Why would prosecution want a mistrial?

An Important Figure in the Trial Becomes Unavailable

If a juror or attorney becomes unavailable due to death, illness, or any other cause, the judge might declare a mistrial.

What is the most common reason that a judge declares a mistrial?

A judge may declare a mistrial for several reasons, including lack of jurisdiction, incorrect jury selection, or a deadlocked, or hung, jury. A deadlocked jury—where the jurors cannot agree over the defendant's guilt or innocence—is a common reason for declaring a mistrial.

When can a mistrial not be retried?

Mistrials are generally not covered by the double jeopardy clause. If a judge dismisses the case or concludes the trial without deciding the facts in the defendant's favor (for example, by dismissing the case on procedural grounds), the case is a mistrial and may normally be retried.

Can you retry a mistrial with prejudice?

If it is declared with prejudice it means the case cannot be retried. A mistrial with prejudice will occur in cases that involve prosecutorial misconduct or judicial misconduct.

How many times can a case be retried?

The Fifth Amendment to the U.S. Constitution forbids the government from re-prosecuting someone for a crime once they've been acquitted — this is commonly known as double jeopardy. But what's happened in the Flowers case is different. Flowers has never been acquitted. In his first three trials, he was convicted.

What does the 5th Amendment say about double jeopardy?

The clause provides that no person can be convicted twice of the same offense. Its basic concept is found in English common law, although some scholars suggest that the idea has its origins in Roman law. The effectiveness of the clause depends on whether two separate offenses can be considered to be the same offense.

How many mistrials can one case have?

In California, Penal Code Section 1385 gives judges more discretion to dismiss a case after there are two mistrials involving hung juries. If you or a loved one has faced a jury trial and there has been no unanimous verdict reached, your lawyer should be making this motion to have the case dismissed.

What an accused man says to police Cannot be used against him if?
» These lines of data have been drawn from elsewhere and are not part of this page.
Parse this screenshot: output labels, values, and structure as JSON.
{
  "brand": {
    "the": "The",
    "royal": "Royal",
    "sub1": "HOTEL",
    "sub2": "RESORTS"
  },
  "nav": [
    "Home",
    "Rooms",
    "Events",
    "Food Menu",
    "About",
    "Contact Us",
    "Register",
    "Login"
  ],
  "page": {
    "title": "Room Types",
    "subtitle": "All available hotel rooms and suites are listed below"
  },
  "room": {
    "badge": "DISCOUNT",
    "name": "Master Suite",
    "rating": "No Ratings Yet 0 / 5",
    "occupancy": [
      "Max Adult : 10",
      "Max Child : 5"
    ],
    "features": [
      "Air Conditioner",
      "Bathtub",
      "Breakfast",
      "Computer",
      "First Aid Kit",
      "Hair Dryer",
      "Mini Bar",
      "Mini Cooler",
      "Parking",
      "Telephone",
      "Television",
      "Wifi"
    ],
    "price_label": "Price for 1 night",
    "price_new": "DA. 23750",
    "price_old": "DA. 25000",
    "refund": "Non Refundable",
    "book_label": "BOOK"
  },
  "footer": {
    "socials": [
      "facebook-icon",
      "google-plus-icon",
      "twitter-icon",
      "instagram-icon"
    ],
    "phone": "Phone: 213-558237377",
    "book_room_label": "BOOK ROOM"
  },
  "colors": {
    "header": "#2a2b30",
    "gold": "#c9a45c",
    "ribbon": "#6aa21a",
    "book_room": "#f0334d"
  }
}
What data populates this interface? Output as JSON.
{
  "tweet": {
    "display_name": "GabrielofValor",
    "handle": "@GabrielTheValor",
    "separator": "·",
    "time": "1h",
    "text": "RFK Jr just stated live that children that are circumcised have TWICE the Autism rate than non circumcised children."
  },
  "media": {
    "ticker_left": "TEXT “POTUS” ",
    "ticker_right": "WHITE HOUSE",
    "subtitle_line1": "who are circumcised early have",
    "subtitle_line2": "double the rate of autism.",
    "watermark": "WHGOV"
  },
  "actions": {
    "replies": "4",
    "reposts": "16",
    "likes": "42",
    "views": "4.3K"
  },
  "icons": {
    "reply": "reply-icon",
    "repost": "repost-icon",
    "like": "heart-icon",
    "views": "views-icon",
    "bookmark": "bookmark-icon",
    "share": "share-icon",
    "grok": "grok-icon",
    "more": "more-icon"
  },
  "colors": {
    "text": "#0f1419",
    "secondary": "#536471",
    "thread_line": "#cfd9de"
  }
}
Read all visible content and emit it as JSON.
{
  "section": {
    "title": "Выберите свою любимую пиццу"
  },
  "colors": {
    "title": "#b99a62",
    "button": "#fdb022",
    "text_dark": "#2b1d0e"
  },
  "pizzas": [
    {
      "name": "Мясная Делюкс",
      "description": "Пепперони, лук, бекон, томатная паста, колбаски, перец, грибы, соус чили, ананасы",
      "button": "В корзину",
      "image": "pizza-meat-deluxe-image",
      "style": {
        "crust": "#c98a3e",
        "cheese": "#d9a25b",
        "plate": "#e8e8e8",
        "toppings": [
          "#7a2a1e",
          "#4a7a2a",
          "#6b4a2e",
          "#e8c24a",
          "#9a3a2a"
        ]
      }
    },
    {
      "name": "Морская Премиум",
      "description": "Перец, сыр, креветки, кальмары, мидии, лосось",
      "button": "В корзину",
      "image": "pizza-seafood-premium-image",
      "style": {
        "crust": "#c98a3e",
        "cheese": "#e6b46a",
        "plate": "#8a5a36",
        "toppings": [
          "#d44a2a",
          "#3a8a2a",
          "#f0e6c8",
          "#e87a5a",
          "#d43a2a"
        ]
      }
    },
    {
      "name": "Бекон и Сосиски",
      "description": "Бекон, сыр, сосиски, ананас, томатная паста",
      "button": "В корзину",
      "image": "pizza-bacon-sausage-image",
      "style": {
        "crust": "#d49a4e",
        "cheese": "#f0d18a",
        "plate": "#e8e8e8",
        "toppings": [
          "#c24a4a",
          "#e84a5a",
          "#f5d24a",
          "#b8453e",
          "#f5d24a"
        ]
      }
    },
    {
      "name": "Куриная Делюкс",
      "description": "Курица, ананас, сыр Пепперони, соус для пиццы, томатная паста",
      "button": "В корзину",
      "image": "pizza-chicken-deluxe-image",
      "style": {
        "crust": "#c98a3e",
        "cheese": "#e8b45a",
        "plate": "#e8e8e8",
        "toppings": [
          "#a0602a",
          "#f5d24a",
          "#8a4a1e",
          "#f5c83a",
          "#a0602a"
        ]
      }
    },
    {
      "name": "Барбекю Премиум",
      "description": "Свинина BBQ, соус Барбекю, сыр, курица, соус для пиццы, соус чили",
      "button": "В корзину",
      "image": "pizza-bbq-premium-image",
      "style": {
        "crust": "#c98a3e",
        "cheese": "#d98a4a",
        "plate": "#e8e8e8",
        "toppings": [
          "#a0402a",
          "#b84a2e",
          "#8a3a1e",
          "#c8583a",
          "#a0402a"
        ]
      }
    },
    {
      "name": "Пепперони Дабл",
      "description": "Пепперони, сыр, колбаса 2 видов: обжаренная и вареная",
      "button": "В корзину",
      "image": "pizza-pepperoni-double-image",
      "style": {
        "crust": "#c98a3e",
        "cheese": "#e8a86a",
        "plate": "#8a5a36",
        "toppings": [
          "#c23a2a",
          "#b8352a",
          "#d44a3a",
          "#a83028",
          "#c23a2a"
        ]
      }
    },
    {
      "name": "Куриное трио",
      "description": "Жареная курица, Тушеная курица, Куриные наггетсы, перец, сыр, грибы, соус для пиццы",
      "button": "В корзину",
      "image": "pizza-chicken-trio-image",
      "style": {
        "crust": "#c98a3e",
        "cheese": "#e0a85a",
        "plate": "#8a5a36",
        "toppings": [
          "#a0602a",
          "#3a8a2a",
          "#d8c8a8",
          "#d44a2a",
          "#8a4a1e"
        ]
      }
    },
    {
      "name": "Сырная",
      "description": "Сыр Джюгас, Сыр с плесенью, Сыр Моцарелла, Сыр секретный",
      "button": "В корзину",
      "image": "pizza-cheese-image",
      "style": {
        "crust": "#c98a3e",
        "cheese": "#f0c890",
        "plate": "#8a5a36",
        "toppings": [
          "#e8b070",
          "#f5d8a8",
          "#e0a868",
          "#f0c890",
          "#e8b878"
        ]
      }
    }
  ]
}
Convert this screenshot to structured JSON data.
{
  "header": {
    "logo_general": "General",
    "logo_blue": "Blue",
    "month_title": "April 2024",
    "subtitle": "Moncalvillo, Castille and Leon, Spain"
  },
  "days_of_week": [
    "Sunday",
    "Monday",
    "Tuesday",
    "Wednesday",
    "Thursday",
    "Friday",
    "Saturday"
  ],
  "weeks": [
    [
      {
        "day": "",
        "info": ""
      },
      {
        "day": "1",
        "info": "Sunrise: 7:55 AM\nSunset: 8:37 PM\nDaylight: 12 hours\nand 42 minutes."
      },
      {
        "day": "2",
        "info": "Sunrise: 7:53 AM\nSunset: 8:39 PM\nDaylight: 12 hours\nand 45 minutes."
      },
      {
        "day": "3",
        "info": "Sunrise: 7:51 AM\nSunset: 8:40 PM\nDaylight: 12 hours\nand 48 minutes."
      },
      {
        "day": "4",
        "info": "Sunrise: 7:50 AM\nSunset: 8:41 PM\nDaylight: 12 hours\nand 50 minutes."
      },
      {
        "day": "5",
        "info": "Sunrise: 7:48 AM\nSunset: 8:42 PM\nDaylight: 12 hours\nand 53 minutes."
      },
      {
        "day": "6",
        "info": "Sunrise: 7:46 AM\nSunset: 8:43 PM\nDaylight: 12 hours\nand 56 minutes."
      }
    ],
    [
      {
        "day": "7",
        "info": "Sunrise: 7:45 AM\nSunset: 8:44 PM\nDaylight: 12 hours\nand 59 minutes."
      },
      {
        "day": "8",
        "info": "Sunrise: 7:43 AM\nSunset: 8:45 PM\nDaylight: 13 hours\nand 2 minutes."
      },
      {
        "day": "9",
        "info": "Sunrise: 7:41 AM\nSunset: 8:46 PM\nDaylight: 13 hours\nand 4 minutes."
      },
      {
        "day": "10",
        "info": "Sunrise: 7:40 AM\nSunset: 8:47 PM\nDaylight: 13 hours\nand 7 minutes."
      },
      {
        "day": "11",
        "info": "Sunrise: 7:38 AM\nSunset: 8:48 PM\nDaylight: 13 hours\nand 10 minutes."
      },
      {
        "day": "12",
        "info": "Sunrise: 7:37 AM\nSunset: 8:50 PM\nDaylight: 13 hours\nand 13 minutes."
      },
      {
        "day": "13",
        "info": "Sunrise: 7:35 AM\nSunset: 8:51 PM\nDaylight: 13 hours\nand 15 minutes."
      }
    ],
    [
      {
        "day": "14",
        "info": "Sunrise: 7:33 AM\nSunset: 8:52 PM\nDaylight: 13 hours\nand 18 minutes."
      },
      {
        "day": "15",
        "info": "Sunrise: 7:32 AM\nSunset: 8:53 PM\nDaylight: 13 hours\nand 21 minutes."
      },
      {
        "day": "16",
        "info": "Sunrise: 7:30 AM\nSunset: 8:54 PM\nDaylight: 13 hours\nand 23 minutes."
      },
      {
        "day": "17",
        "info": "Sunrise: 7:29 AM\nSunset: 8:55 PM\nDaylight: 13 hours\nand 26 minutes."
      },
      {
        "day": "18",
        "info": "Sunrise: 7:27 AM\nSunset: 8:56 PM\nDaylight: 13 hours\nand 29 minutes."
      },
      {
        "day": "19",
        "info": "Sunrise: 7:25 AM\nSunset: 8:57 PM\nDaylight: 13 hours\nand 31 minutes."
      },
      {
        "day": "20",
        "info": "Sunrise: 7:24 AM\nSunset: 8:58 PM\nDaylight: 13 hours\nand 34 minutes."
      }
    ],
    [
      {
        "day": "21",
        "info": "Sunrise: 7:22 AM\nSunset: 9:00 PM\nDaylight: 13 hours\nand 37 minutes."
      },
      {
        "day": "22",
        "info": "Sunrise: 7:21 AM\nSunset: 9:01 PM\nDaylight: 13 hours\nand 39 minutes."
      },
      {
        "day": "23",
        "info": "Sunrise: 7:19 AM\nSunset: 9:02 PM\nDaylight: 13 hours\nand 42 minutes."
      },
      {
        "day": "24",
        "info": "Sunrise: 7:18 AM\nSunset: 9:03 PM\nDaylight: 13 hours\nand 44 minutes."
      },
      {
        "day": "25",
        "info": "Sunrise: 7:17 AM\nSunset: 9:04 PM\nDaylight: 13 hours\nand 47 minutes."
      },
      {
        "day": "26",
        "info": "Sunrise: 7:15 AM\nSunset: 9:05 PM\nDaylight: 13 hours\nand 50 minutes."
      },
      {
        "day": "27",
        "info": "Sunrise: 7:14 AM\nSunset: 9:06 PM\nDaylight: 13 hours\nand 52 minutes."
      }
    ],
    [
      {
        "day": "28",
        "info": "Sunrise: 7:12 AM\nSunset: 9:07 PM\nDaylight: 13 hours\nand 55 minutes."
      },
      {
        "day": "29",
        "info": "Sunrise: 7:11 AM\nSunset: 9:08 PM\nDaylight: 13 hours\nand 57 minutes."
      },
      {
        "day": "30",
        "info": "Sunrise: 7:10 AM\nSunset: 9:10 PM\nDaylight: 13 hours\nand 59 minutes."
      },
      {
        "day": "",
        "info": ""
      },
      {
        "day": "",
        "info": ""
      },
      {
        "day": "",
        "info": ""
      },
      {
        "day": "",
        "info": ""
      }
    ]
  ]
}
When police officers question a suspect in custody without first giving the Miranda warning, any statement or confession made is presumed to be involuntary, and can't be used against the suspect in any criminal case.

What is Fifth Amendment right?

noun. an amendment to the U.S. Constitution, ratified in 1791 as part of the Bill of Rights, providing chiefly that no person be required to testify against himself or herself in a criminal case and that no person be subjected to a second trial for an offense for which he or she has been duly tried previously.

What does pleading the 5th mean?

The Fifth Amendment to the U.S. Constitution guarantees that an individual cannot be compelled by the government to provide incriminating information about herself – the so-called “right to remain silent.” When an individual “takes the Fifth,” she invokes that right and refuses to answer questions or provide ...

What happens if someone confesses after being acquitted?

Double jeopardy is a procedural defence (primarily in common law jurisdictions) that prevents an accused person from being tried again on the same (or similar) charges following an acquittal and in rare cases prosecutorial and/or judge misconduct in the same jurisdiction.

What are grounds for a retrial?

A party files a motion for a new trial, and a court may grant a retrial if there was a significant error of law, a verdict going against the weight of the evidence, irregularity in the court proceeding, jury or prosecutorial misconduct, newly discovered material evidence, or improper damages.

How many times can you try someone for a crime?

Double jeopardy is an important protection to understand. Under the Fifth Amendment, an individual cannot be tried twice for the same crime. This means that if you went to trial and were acquitted, the prosecution can't try the same case against you again.

Can a person be punished twice for the same crime?

Article 20 of the Indian Constitution provides protection in respect of conviction for offences, and article 20(2) contains the rule against double jeopardy which says that “no person shall be prosecuted or punished for the same offence more than once.” The protection under clause (2) of Article 20 of Constitution of ...